** Opening MATERIALS PROVIDED block **

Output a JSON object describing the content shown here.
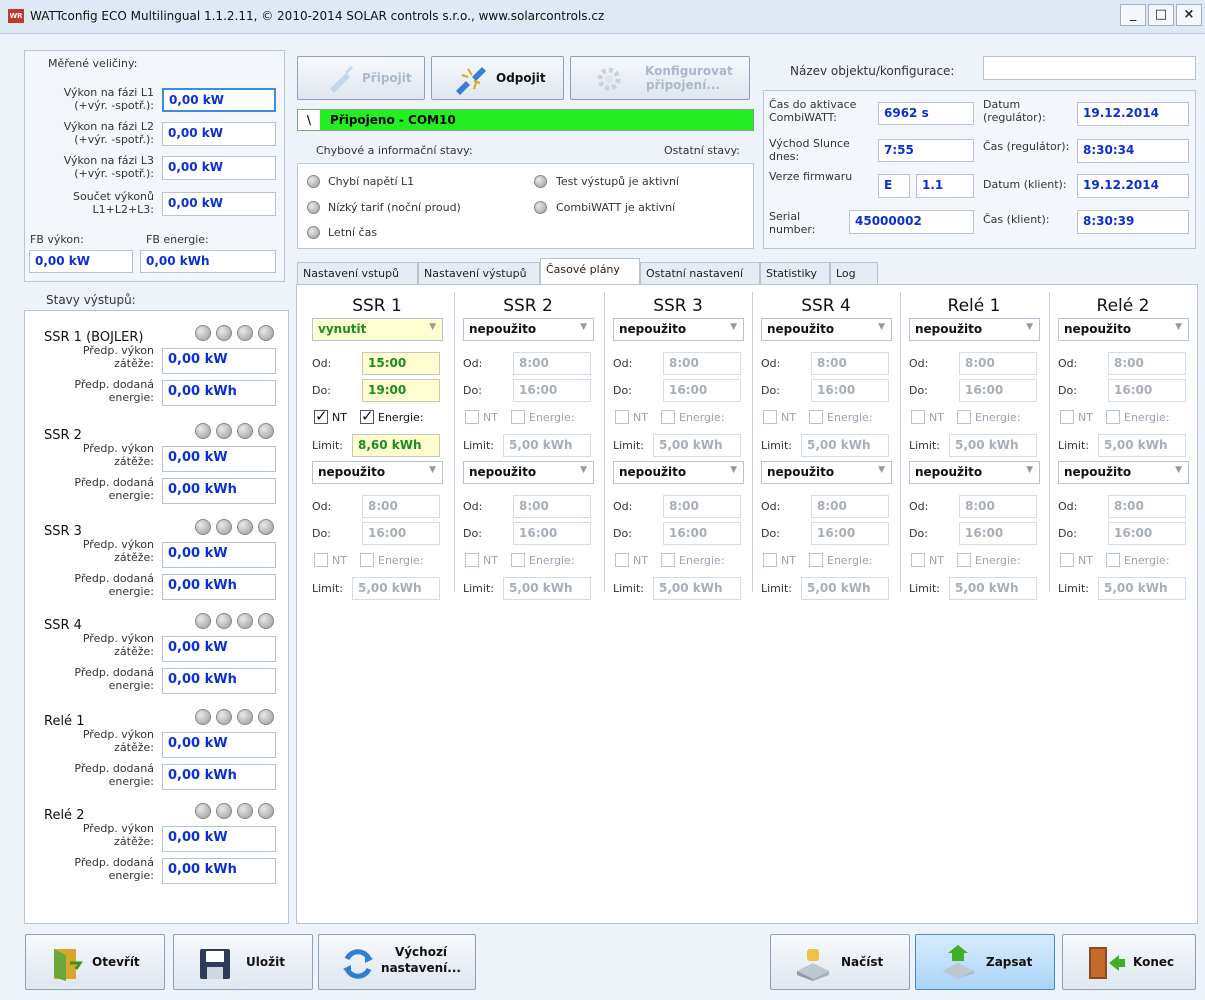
{
  "window": {
    "title": "WATTconfig ECO Multilingual 1.1.2.11, © 2010-2014 SOLAR controls s.r.o., www.solarcontrols.cz",
    "icon_text": "WR",
    "minimize": "_",
    "maximize": "□",
    "close": "×"
  },
  "measured": {
    "heading": "Měřené veličiny:",
    "rows": [
      {
        "label1": "Výkon na fázi L1",
        "label2": "(+výr. -spotř.):",
        "value": "0,00 kW"
      },
      {
        "label1": "Výkon na fázi L2",
        "label2": "(+výr. -spotř.):",
        "value": "0,00 kW"
      },
      {
        "label1": "Výkon na fázi L3",
        "label2": "(+výr. -spotř.):",
        "value": "0,00 kW"
      },
      {
        "label1": "Součet výkonů",
        "label2": "L1+L2+L3:",
        "value": "0,00 kW"
      }
    ],
    "fb_power_label": "FB výkon:",
    "fb_energy_label": "FB energie:",
    "fb_power_value": "0,00 kW",
    "fb_energy_value": "0,00 kWh"
  },
  "connection": {
    "connect_label": "Připojit",
    "disconnect_label": "Odpojit",
    "configure_label1": "Konfigurovat",
    "configure_label2": "připojení...",
    "status_spinner": "\\",
    "status_text": "Připojeno - COM10",
    "status_color": "#22ee22"
  },
  "states": {
    "errors_heading": "Chybové a informační stavy:",
    "other_heading": "Ostatní stavy:",
    "items": [
      "Chybí napětí L1",
      "Nízký tarif (noční proud)",
      "Letní čas",
      "Test výstupů je aktivní",
      "CombiWATT je aktivní"
    ]
  },
  "object": {
    "name_label": "Název objektu/konfigurace:",
    "name_value": "",
    "combiwatt_label1": "Čas do aktivace",
    "combiwatt_label2": "CombiWATT:",
    "combiwatt_value": "6962 s",
    "sunrise_label1": "Východ Slunce",
    "sunrise_label2": "dnes:",
    "sunrise_value": "7:55",
    "fw_label": "Verze firmwaru",
    "fw_value1": "E",
    "fw_value2": "1.1",
    "serial_label1": "Serial",
    "serial_label2": "number:",
    "serial_value": "45000002",
    "date_reg_label1": "Datum",
    "date_reg_label2": "(regulátor):",
    "date_reg_value": "19.12.2014",
    "time_reg_label": "Čas (regulátor):",
    "time_reg_value": "8:30:34",
    "date_client_label": "Datum (klient):",
    "date_client_value": "19.12.2014",
    "time_client_label": "Čas (klient):",
    "time_client_value": "8:30:39"
  },
  "outputs": {
    "heading": "Stavy výstupů:",
    "power_label1": "Předp. výkon",
    "power_label2": "zátěže:",
    "energy_label1": "Předp. dodaná",
    "energy_label2": "energie:",
    "items": [
      {
        "name": "SSR 1 (BOJLER)",
        "power": "0,00 kW",
        "energy": "0,00 kWh"
      },
      {
        "name": "SSR 2",
        "power": "0,00 kW",
        "energy": "0,00 kWh"
      },
      {
        "name": "SSR 3",
        "power": "0,00 kW",
        "energy": "0,00 kWh"
      },
      {
        "name": "SSR 4",
        "power": "0,00 kW",
        "energy": "0,00 kWh"
      },
      {
        "name": "Relé 1",
        "power": "0,00 kW",
        "energy": "0,00 kWh"
      },
      {
        "name": "Relé 2",
        "power": "0,00 kW",
        "energy": "0,00 kWh"
      }
    ]
  },
  "tabs": [
    "Nastavení vstupů",
    "Nastavení výstupů",
    "Časové plány",
    "Ostatní nastavení",
    "Statistiky",
    "Log"
  ],
  "active_tab": "Časové plány",
  "schedule": {
    "from_label": "Od:",
    "to_label": "Do:",
    "nt_label": "NT",
    "energy_label": "Energie:",
    "limit_label": "Limit:",
    "columns": [
      {
        "title": "SSR 1",
        "plans": [
          {
            "mode": "vynutit",
            "from": "15:00",
            "to": "19:00",
            "nt": true,
            "energy": true,
            "limit": "8,60 kWh",
            "active": true
          },
          {
            "mode": "nepoužito",
            "from": "8:00",
            "to": "16:00",
            "nt": false,
            "energy": false,
            "limit": "5,00 kWh",
            "active": false
          }
        ]
      },
      {
        "title": "SSR 2",
        "plans": [
          {
            "mode": "nepoužito",
            "from": "8:00",
            "to": "16:00",
            "nt": false,
            "energy": false,
            "limit": "5,00 kWh",
            "active": false
          },
          {
            "mode": "nepoužito",
            "from": "8:00",
            "to": "16:00",
            "nt": false,
            "energy": false,
            "limit": "5,00 kWh",
            "active": false
          }
        ]
      },
      {
        "title": "SSR 3",
        "plans": [
          {
            "mode": "nepoužito",
            "from": "8:00",
            "to": "16:00",
            "nt": false,
            "energy": false,
            "limit": "5,00 kWh",
            "active": false
          },
          {
            "mode": "nepoužito",
            "from": "8:00",
            "to": "16:00",
            "nt": false,
            "energy": false,
            "limit": "5,00 kWh",
            "active": false
          }
        ]
      },
      {
        "title": "SSR 4",
        "plans": [
          {
            "mode": "nepoužito",
            "from": "8:00",
            "to": "16:00",
            "nt": false,
            "energy": false,
            "limit": "5,00 kWh",
            "active": false
          },
          {
            "mode": "nepoužito",
            "from": "8:00",
            "to": "16:00",
            "nt": false,
            "energy": false,
            "limit": "5,00 kWh",
            "active": false
          }
        ]
      },
      {
        "title": "Relé 1",
        "plans": [
          {
            "mode": "nepoužito",
            "from": "8:00",
            "to": "16:00",
            "nt": false,
            "energy": false,
            "limit": "5,00 kWh",
            "active": false
          },
          {
            "mode": "nepoužito",
            "from": "8:00",
            "to": "16:00",
            "nt": false,
            "energy": false,
            "limit": "5,00 kWh",
            "active": false
          }
        ]
      },
      {
        "title": "Relé 2",
        "plans": [
          {
            "mode": "nepoužito",
            "from": "8:00",
            "to": "16:00",
            "nt": false,
            "energy": false,
            "limit": "5,00 kWh",
            "active": false
          },
          {
            "mode": "nepoužito",
            "from": "8:00",
            "to": "16:00",
            "nt": false,
            "energy": false,
            "limit": "5,00 kWh",
            "active": false
          }
        ]
      }
    ]
  },
  "footer": {
    "open_label": "Otevřít",
    "save_label": "Uložit",
    "defaults_label1": "Výchozí",
    "defaults_label2": "nastavení...",
    "load_label": "Načíst",
    "write_label": "Zapsat",
    "exit_label": "Konec"
  },
  "colors": {
    "value_blue": "#0b2fd6",
    "active_green": "#1d8c1d",
    "active_field_bg": "#fdfdd0",
    "write_button_bg": "#bfe0fb"
  }
}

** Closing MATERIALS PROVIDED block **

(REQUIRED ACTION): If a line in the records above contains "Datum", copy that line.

(ANSWER SPACE):
    "date_reg_label1": "Datum",
    "date_client_label": "Datum (klient):",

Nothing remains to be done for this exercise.